(BIVN) – There are mixed messages regarding a deal that would allow Mauna Kea observatory staff, as well as one car for Hawaiian practitioners, access to the mountain.
On Sunday, Kahoʻokahi Kanuha – a leader in the Thirty Meter Telescope opposition movement – announced that a deal had been reached. The Mauna Kea Access Road was closed two weeks ago to ensure safe passage for TMT construction crews but has been blocked by opponents of the project ever since.
“The state has accepted the deal, allowing one carload of TMT opposition up the mountain for cultural purposes in exchange for access for all observatory technicians to access the summit area,” Kanuha said during a press conference.
“From here on out, those who wish to perform maintenance on the telescopes will have unobstructed access to the Mauna. We have made an agreement,” Kanuha explained. “They will gave us the name of the telescope and the amount of the individuals going up to the mountain. That will be checked and confirmed. And upon confirmation they will have access. In return, we have been granted access of one vehicle a day.”
There have been some reports of observatory personnel accessing the mountain since that time.
However, the Maunakea Observatories refute the claim that a deal has been made.
“Contrary to recent reports, the Maunakea Observatories have not made a deal with activists for ongoing access to our telescope facilities,” wrote Jessica Dempsey, the deputy director of the East Asian Observatory, in a media release issued on Monday. “Since the Maunakea Observatories’ directors made the joint decision to remove all remaining personnel from Maunakea on Tuesday, July 16, there has been no consistent staff presence at our telescope facilities to provide the kind of regular maintenance required by our complex systems and delicate instrumentation.”
We continue to closely monitor the health of our telescopes remotely from our base facilities. As issues that are critically time-sensitive are identified for technology that is at risk of significant damage, the Observatories notify law enforcement and the Office of Maunakea Management. If law enforcement tells the Observatories that our staff will not be blocked from entering and exiting the Maunakea Access Road, the Observatory directors carefully assess the situation and, if the safety risk is determined to be low, send a small crew of the smallest number of technicians needed to successfully complete the work required.
These efforts are urgent technical work required to prevent irreversible damage to the telescopes and instruments. With the current level of access, the Observatories are still unable to resume operations.
For regular operations, our observatories need safe, consistent access to our facilities for not only technicians, but all of our staff — and our local contractors and vendors — in order to keep our facilities functional.
The Maunakea Observatories continue to support the efforts of state and county law enforcement to restore safe and reliable conditions on the Maunakea Access Road.

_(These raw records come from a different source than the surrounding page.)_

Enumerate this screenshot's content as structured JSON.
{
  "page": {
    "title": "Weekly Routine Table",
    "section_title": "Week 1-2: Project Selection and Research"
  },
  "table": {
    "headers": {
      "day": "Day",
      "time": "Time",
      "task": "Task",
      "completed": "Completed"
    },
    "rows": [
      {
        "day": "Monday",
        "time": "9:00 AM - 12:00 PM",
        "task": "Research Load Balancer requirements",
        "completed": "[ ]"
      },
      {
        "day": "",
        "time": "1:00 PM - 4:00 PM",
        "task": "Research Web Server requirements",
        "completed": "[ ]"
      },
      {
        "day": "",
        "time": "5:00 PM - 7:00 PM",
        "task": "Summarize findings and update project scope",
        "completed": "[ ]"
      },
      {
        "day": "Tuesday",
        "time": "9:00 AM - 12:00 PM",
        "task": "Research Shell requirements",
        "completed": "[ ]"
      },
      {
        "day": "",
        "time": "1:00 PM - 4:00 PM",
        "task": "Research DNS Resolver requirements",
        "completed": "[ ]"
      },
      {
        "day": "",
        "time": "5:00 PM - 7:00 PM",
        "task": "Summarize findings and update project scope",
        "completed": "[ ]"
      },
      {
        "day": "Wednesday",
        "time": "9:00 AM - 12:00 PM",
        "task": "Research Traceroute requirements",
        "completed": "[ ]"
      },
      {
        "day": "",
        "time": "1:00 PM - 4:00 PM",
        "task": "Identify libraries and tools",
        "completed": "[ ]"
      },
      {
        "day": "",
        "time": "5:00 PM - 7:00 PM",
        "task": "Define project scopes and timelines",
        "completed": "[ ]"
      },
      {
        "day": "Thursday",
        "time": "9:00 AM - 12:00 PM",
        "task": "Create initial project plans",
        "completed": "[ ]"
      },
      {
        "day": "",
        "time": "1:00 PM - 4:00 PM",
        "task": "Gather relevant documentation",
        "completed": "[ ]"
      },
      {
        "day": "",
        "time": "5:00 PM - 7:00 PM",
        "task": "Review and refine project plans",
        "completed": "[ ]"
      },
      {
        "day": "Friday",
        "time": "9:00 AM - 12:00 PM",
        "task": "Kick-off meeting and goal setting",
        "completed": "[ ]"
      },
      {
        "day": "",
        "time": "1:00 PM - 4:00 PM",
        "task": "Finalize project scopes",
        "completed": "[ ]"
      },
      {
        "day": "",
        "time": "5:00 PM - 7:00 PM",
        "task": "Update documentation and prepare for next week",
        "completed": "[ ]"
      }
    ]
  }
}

Hawaiʻi County Mayor Harry Kim plans to hold a press conference today at 2 p.m.
UPDATE: On reports of a deal being reached, the office of the Hawaiʻi County mayor said “that story is inaccurate”.
UPDATE: The state, however, has confirmed that an agreement was made. “In order to enable at least some access by observatory technicians, limited access has been granted to cultural practitioners blocking the road,” said Dan Dennison, the Senior Communications Manager for the Hawaiʻi Department of Land & Natural Resources. “The observatories are not parties to this conversation,” he added.